Melexis, based in Ypres in Belgium, manufactures intelligent microelectronics (chips) for the automobile industry and also for industrial applications. Virtually all the major car manufacturers around the world put their trust in Melexis’s ICs (integrated circuits) for the safety, efficiency and comfort of the occupants and goods travelling in their vehicles. 

 

The company runs a large testing department at its premises in West Flanders for the ICs it designs. The ICs arrive at the test area in tubes. The tubes have to be manually placed in the test handlers, after which the machine tests them one by one. The accepted and rejected ICs are separated from each other and placed back inside tubes that then have to be manually removed from the machine by the operator. The test area contains a large number of test machines and some of the systems carry out the tests faster than the operator is able to keep up with, resulting in some of the test handlers regularly lying idle.

 

In order to reduce time pressure on the operators and allow all the machines to run at full capacity testing ICs, Melexis wanted to find out whether a cobot could insert the tubes filled with ICs into the machines. The cobots would in turn be filled by the operators. This would all take place within a specific timescale.

Promising first experience

Melexis allowed Sirris to carry out tests. The tests were then carried out with a test handler in the lab at Diepenbeek. A robot was selected based on the selection criteria. The UR10 cobot emerged as the ideal machine for carrying out the task, thanks to its reach. An appropriate gripper was selected in view of the care that must be taken with the tubes.

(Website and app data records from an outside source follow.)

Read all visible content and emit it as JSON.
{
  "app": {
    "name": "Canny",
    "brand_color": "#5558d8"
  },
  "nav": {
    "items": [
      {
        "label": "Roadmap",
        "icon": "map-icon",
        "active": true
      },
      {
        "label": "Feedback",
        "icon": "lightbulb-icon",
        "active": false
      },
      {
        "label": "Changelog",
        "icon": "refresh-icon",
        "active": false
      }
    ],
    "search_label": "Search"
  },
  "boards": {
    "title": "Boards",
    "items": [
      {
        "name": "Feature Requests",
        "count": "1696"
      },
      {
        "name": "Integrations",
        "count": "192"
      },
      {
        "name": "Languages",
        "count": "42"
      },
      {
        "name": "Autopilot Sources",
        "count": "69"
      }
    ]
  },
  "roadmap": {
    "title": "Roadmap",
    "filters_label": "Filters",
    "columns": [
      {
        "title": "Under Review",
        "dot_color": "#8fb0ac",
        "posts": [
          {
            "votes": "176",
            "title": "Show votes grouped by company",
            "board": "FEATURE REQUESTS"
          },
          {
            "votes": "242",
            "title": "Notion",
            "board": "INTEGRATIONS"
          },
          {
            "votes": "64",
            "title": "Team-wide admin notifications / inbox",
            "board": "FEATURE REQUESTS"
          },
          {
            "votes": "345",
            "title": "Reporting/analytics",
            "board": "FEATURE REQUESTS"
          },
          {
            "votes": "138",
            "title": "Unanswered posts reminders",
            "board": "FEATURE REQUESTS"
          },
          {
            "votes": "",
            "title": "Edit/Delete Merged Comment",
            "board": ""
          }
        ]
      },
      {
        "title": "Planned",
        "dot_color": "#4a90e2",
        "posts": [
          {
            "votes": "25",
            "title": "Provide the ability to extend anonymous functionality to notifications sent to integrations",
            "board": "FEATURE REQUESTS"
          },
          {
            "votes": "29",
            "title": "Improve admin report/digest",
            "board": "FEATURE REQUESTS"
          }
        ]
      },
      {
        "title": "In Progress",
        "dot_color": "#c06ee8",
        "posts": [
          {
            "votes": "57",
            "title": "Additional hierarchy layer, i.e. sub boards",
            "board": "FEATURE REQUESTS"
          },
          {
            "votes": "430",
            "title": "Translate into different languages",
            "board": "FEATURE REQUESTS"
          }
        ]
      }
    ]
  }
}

The test demonstrated that it was possible to load and unload the tubes into and from the machine within the time allowed. The number of interventions required by the operator could therefore be reduced by deploying a cobot.

 

For Melexis the feasibility study was not just their first experience with cobots, but it also formed the basis for building up knowledge so that from now on the company is going to be able to identify opportunities presented by cobots.